Page and application data records:

-- -- --

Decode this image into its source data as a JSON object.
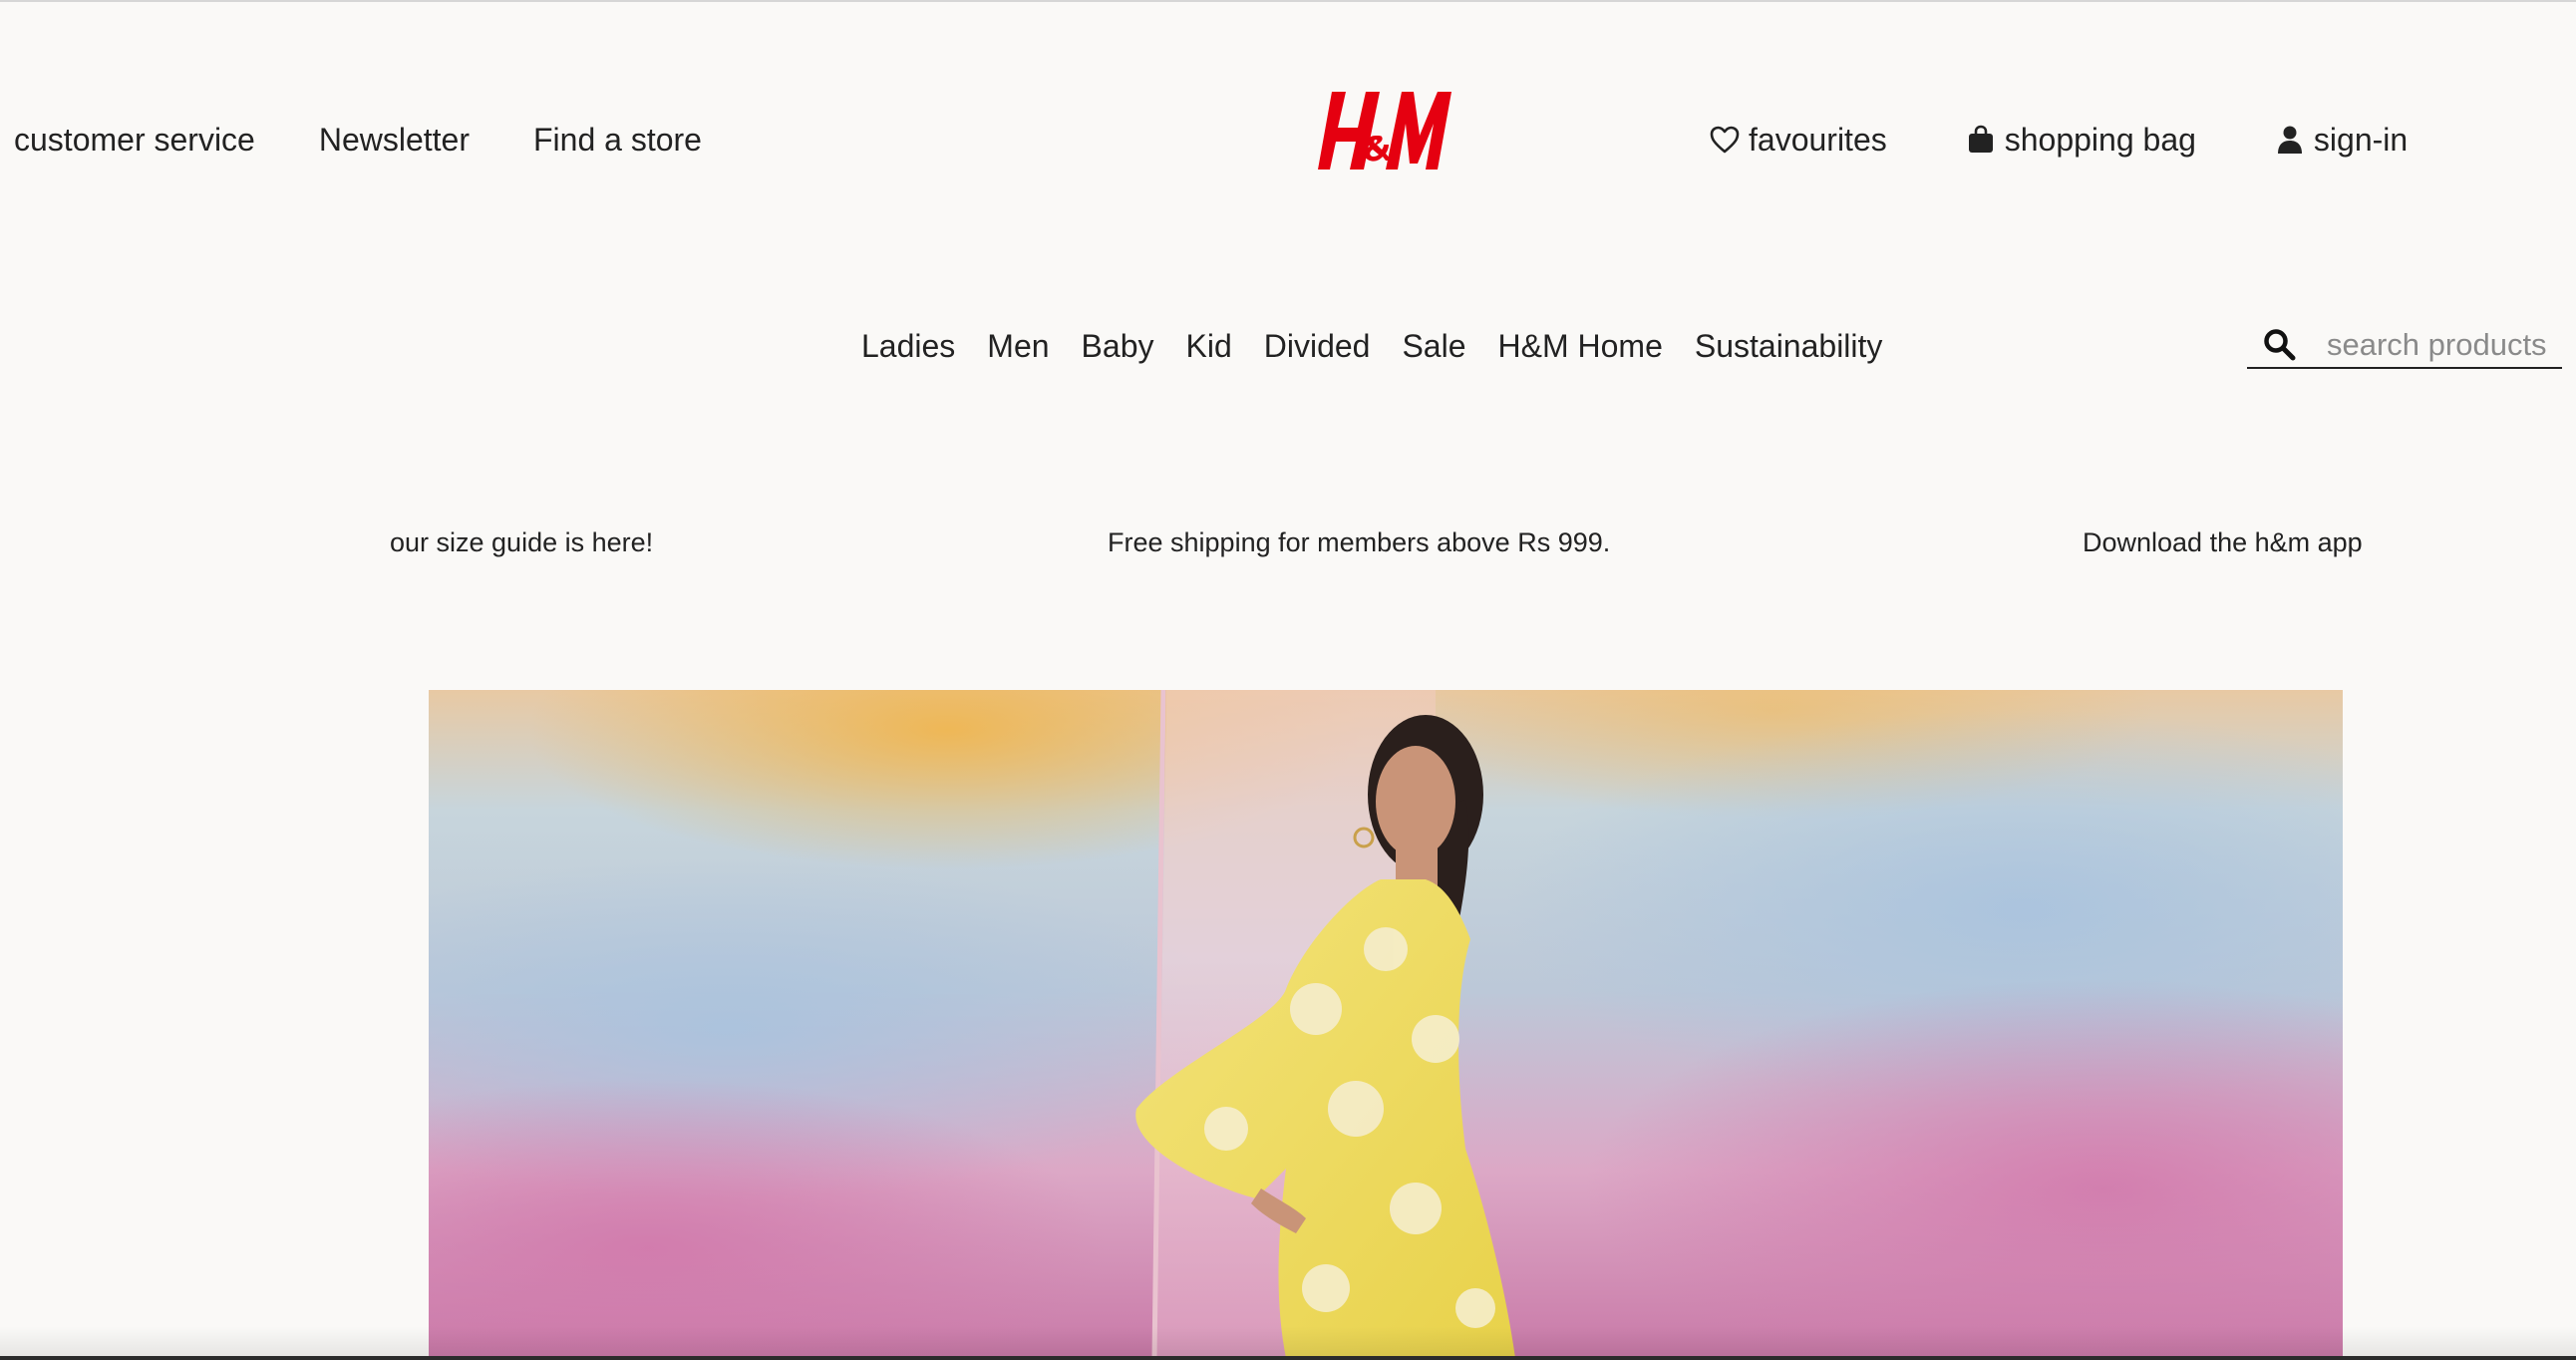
{
  "header": {
    "utility_links": [
      "customer service",
      "Newsletter",
      "Find a store"
    ],
    "logo_icon": "hm-logo-icon",
    "account": {
      "favourites": "favourites",
      "shopping_bag": "shopping bag",
      "sign_in": "sign-in"
    }
  },
  "nav": {
    "items": [
      "Ladies",
      "Men",
      "Baby",
      "Kid",
      "Divided",
      "Sale",
      "H&M Home",
      "Sustainability"
    ]
  },
  "search": {
    "placeholder": "search products"
  },
  "promo": {
    "left": "our size guide is here!",
    "center": "Free shipping for members above Rs 999.",
    "right": "Download the h&m app"
  },
  "hero": {
    "image": "model-in-yellow-floral-dress-photo"
  },
  "colors": {
    "brand_red": "#e50010",
    "background": "#faf9f7",
    "text": "#222222"
  }
}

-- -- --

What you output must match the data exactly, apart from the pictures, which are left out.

Decode this image into its source data as a JSON object.
{
  "header": {
    "utility_links": [
      "customer service",
      "Newsletter",
      "Find a store"
    ],
    "logo_icon": "hm-logo-icon",
    "account": {
      "favourites": "favourites",
      "shopping_bag": "shopping bag",
      "sign_in": "sign-in"
    }
  },
  "nav": {
    "items": [
      "Ladies",
      "Men",
      "Baby",
      "Kid",
      "Divided",
      "Sale",
      "H&M Home",
      "Sustainability"
    ]
  },
  "search": {
    "placeholder": "search products"
  },
  "promo": {
    "left": "our size guide is here!",
    "center": "Free shipping for members above Rs 999.",
    "right": "Download the h&m app"
  },
  "hero": {
    "image": "model-in-yellow-floral-dress-photo"
  },
  "colors": {
    "brand_red": "#e50010",
    "background": "#faf9f7",
    "text": "#222222"
  }
}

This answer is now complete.